### TASK
Copy each of the records exactly; leave nothing out.

### Items from an interface collection
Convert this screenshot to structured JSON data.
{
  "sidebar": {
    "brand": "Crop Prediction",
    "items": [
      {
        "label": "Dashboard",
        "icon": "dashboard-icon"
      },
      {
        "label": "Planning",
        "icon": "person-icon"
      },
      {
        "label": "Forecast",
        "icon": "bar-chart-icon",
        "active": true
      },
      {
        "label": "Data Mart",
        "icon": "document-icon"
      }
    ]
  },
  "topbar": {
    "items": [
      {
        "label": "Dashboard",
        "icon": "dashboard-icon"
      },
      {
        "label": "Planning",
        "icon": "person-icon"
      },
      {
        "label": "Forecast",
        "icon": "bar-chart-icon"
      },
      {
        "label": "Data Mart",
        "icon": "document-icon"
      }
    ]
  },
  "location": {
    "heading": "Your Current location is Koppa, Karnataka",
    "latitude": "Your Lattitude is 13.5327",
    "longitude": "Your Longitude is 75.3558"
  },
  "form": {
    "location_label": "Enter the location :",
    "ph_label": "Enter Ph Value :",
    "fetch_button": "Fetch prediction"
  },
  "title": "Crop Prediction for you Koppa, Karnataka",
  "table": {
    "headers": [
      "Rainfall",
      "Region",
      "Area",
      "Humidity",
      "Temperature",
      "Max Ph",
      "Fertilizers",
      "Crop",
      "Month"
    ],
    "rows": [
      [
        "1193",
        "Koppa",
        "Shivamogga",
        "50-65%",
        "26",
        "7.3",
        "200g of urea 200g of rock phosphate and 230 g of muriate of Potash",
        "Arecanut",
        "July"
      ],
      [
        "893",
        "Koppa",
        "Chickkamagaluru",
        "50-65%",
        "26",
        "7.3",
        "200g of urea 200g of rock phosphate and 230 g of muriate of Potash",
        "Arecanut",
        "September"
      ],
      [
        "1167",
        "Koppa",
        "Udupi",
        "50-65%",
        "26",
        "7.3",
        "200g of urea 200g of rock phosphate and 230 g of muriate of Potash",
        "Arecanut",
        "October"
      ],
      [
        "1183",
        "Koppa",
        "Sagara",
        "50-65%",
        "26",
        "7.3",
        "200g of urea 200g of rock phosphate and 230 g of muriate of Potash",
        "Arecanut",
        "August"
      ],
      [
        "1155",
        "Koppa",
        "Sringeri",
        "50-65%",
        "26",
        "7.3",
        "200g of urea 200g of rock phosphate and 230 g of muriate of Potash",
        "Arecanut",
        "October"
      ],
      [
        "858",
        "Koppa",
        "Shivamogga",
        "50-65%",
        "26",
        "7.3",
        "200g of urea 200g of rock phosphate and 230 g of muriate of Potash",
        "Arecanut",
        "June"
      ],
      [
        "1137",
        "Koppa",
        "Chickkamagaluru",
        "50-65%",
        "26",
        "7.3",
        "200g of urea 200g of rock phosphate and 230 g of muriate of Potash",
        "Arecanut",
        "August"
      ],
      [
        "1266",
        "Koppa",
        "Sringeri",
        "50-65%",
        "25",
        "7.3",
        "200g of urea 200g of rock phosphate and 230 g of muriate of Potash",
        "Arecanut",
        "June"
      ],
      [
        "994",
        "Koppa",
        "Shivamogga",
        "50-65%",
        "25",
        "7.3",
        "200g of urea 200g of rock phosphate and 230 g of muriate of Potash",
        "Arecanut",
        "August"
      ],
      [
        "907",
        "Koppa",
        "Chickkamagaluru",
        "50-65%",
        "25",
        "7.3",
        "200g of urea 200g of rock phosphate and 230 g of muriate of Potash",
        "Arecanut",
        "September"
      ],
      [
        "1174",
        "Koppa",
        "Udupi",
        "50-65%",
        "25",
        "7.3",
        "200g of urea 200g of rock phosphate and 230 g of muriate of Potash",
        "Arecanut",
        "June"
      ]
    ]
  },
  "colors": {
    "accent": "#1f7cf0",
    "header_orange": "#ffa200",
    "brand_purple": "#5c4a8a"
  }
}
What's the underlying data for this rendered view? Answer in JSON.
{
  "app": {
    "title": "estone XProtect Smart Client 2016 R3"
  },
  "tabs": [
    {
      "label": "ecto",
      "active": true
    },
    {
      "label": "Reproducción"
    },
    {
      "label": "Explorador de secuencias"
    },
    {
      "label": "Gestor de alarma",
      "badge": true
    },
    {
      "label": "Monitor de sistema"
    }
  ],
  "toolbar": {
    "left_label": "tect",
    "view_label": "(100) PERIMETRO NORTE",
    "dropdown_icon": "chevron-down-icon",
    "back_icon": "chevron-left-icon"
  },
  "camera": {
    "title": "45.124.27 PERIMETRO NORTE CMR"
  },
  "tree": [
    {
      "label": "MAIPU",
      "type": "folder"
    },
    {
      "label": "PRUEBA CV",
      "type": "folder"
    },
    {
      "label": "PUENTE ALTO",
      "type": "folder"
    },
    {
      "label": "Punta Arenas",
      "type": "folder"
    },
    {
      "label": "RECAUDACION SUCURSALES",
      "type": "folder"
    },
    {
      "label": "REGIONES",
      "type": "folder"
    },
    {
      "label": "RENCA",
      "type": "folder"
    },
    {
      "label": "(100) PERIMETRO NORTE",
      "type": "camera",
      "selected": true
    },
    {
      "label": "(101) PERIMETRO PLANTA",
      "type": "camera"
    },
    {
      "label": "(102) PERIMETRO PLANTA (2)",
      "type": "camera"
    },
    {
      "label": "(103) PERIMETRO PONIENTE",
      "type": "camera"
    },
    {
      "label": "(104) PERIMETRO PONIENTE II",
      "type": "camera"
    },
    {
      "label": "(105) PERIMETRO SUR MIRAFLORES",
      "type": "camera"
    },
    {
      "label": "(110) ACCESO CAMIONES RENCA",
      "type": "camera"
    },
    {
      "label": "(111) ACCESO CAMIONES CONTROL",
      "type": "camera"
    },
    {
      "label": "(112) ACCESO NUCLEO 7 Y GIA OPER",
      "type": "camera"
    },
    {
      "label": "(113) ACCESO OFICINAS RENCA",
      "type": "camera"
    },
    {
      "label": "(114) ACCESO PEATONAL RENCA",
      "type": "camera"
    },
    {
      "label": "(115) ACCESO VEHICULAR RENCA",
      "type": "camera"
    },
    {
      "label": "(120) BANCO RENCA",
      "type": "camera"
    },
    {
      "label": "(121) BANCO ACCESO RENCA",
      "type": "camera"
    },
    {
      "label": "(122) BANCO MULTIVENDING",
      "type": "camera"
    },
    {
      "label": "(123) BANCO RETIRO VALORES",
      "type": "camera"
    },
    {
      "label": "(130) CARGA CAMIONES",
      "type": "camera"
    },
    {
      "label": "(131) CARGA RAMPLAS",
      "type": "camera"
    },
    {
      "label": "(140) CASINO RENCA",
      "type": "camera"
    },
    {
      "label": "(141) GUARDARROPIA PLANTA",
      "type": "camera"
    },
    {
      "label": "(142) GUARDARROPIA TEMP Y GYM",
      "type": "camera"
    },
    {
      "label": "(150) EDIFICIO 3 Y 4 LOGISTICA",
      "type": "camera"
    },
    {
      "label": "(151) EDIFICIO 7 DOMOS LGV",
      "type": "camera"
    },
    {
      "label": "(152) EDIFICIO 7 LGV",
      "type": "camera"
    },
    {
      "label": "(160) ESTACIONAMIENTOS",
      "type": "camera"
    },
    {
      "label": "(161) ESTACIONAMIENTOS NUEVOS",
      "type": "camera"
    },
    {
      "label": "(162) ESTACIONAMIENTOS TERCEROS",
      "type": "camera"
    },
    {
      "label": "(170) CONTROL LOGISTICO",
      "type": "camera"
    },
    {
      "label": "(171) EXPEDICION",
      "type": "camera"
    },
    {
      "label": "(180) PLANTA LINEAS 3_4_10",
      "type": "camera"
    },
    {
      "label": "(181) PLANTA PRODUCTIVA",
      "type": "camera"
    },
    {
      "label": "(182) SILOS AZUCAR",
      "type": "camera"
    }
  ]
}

### REPLY
Convert this screenshot to structured JSON data.
{
  "sidebar": {
    "brand": "Crop Prediction",
    "items": [
      {
        "label": "Dashboard",
        "icon": "dashboard-icon"
      },
      {
        "label": "Planning",
        "icon": "person-icon"
      },
      {
        "label": "Forecast",
        "icon": "bar-chart-icon",
        "active": true
      },
      {
        "label": "Data Mart",
        "icon": "document-icon"
      }
    ]
  },
  "topbar": {
    "items": [
      {
        "label": "Dashboard",
        "icon": "dashboard-icon"
      },
      {
        "label": "Planning",
        "icon": "person-icon"
      },
      {
        "label": "Forecast",
        "icon": "bar-chart-icon"
      },
      {
        "label": "Data Mart",
        "icon": "document-icon"
      }
    ]
  },
  "location": {
    "heading": "Your Current location is Koppa, Karnataka",
    "latitude": "Your Lattitude is 13.5327",
    "longitude": "Your Longitude is 75.3558"
  },
  "form": {
    "location_label": "Enter the location :",
    "ph_label": "Enter Ph Value :",
    "fetch_button": "Fetch prediction"
  },
  "title": "Crop Prediction for you Koppa, Karnataka",
  "table": {
    "headers": [
      "Rainfall",
      "Region",
      "Area",
      "Humidity",
      "Temperature",
      "Max Ph",
      "Fertilizers",
      "Crop",
      "Month"
    ],
    "rows": [
      [
        "1193",
        "Koppa",
        "Shivamogga",
        "50-65%",
        "26",
        "7.3",
        "200g of urea 200g of rock phosphate and 230 g of muriate of Potash",
        "Arecanut",
        "July"
      ],
      [
        "893",
        "Koppa",
        "Chickkamagaluru",
        "50-65%",
        "26",
        "7.3",
        "200g of urea 200g of rock phosphate and 230 g of muriate of Potash",
        "Arecanut",
        "September"
      ],
      [
        "1167",
        "Koppa",
        "Udupi",
        "50-65%",
        "26",
        "7.3",
        "200g of urea 200g of rock phosphate and 230 g of muriate of Potash",
        "Arecanut",
        "October"
      ],
      [
        "1183",
        "Koppa",
        "Sagara",
        "50-65%",
        "26",
        "7.3",
        "200g of urea 200g of rock phosphate and 230 g of muriate of Potash",
        "Arecanut",
        "August"
      ],
      [
        "1155",
        "Koppa",
        "Sringeri",
        "50-65%",
        "26",
        "7.3",
        "200g of urea 200g of rock phosphate and 230 g of muriate of Potash",
        "Arecanut",
        "October"
      ],
      [
        "858",
        "Koppa",
        "Shivamogga",
        "50-65%",
        "26",
        "7.3",
        "200g of urea 200g of rock phosphate and 230 g of muriate of Potash",
        "Arecanut",
        "June"
      ],
      [
        "1137",
        "Koppa",
        "Chickkamagaluru",
        "50-65%",
        "26",
        "7.3",
        "200g of urea 200g of rock phosphate and 230 g of muriate of Potash",
        "Arecanut",
        "August"
      ],
      [
        "1266",
        "Koppa",
        "Sringeri",
        "50-65%",
        "25",
        "7.3",
        "200g of urea 200g of rock phosphate and 230 g of muriate of Potash",
        "Arecanut",
        "June"
      ],
      [
        "994",
        "Koppa",
        "Shivamogga",
        "50-65%",
        "25",
        "7.3",
        "200g of urea 200g of rock phosphate and 230 g of muriate of Potash",
        "Arecanut",
        "August"
      ],
      [
        "907",
        "Koppa",
        "Chickkamagaluru",
        "50-65%",
        "25",
        "7.3",
        "200g of urea 200g of rock phosphate and 230 g of muriate of Potash",
        "Arecanut",
        "September"
      ],
      [
        "1174",
        "Koppa",
        "Udupi",
        "50-65%",
        "25",
        "7.3",
        "200g of urea 200g of rock phosphate and 230 g of muriate of Potash",
        "Arecanut",
        "June"
      ]
    ]
  },
  "colors": {
    "accent": "#1f7cf0",
    "header_orange": "#ffa200",
    "brand_purple": "#5c4a8a"
  }
}
What's the underlying data for this rendered view? Answer in JSON.
{
  "app": {
    "title": "estone XProtect Smart Client 2016 R3"
  },
  "tabs": [
    {
      "label": "ecto",
      "active": true
    },
    {
      "label": "Reproducción"
    },
    {
      "label": "Explorador de secuencias"
    },
    {
      "label": "Gestor de alarma",
      "badge": true
    },
    {
      "label": "Monitor de sistema"
    }
  ],
  "toolbar": {
    "left_label": "tect",
    "view_label": "(100) PERIMETRO NORTE",
    "dropdown_icon": "chevron-down-icon",
    "back_icon": "chevron-left-icon"
  },
  "camera": {
    "title": "45.124.27 PERIMETRO NORTE CMR"
  },
  "tree": [
    {
      "label": "MAIPU",
      "type": "folder"
    },
    {
      "label": "PRUEBA CV",
      "type": "folder"
    },
    {
      "label": "PUENTE ALTO",
      "type": "folder"
    },
    {
      "label": "Punta Arenas",
      "type": "folder"
    },
    {
      "label": "RECAUDACION SUCURSALES",
      "type": "folder"
    },
    {
      "label": "REGIONES",
      "type": "folder"
    },
    {
      "label": "RENCA",
      "type": "folder"
    },
    {
      "label": "(100) PERIMETRO NORTE",
      "type": "camera",
      "selected": true
    },
    {
      "label": "(101) PERIMETRO PLANTA",
      "type": "camera"
    },
    {
      "label": "(102) PERIMETRO PLANTA (2)",
      "type": "camera"
    },
    {
      "label": "(103) PERIMETRO PONIENTE",
      "type": "camera"
    },
    {
      "label": "(104) PERIMETRO PONIENTE II",
      "type": "camera"
    },
    {
      "label": "(105) PERIMETRO SUR MIRAFLORES",
      "type": "camera"
    },
    {
      "label": "(110) ACCESO CAMIONES RENCA",
      "type": "camera"
    },
    {
      "label": "(111) ACCESO CAMIONES CONTROL",
      "type": "camera"
    },
    {
      "label": "(112) ACCESO NUCLEO 7 Y GIA OPER",
      "type": "camera"
    },
    {
      "label": "(113) ACCESO OFICINAS RENCA",
      "type": "camera"
    },
    {
      "label": "(114) ACCESO PEATONAL RENCA",
      "type": "camera"
    },
    {
      "label": "(115) ACCESO VEHICULAR RENCA",
      "type": "camera"
    },
    {
      "label": "(120) BANCO RENCA",
      "type": "camera"
    },
    {
      "label": "(121) BANCO ACCESO RENCA",
      "type": "camera"
    },
    {
      "label": "(122) BANCO MULTIVENDING",
      "type": "camera"
    },
    {
      "label": "(123) BANCO RETIRO VALORES",
      "type": "camera"
    },
    {
      "label": "(130) CARGA CAMIONES",
      "type": "camera"
    },
    {
      "label": "(131) CARGA RAMPLAS",
      "type": "camera"
    },
    {
      "label": "(140) CASINO RENCA",
      "type": "camera"
    },
    {
      "label": "(141) GUARDARROPIA PLANTA",
      "type": "camera"
    },
    {
      "label": "(142) GUARDARROPIA TEMP Y GYM",
      "type": "camera"
    },
    {
      "label": "(150) EDIFICIO 3 Y 4 LOGISTICA",
      "type": "camera"
    },
    {
      "label": "(151) EDIFICIO 7 DOMOS LGV",
      "type": "camera"
    },
    {
      "label": "(152) EDIFICIO 7 LGV",
      "type": "camera"
    },
    {
      "label": "(160) ESTACIONAMIENTOS",
      "type": "camera"
    },
    {
      "label": "(161) ESTACIONAMIENTOS NUEVOS",
      "type": "camera"
    },
    {
      "label": "(162) ESTACIONAMIENTOS TERCEROS",
      "type": "camera"
    },
    {
      "label": "(170) CONTROL LOGISTICO",
      "type": "camera"
    },
    {
      "label": "(171) EXPEDICION",
      "type": "camera"
    },
    {
      "label": "(180) PLANTA LINEAS 3_4_10",
      "type": "camera"
    },
    {
      "label": "(181) PLANTA PRODUCTIVA",
      "type": "camera"
    },
    {
      "label": "(182) SILOS AZUCAR",
      "type": "camera"
    }
  ]
}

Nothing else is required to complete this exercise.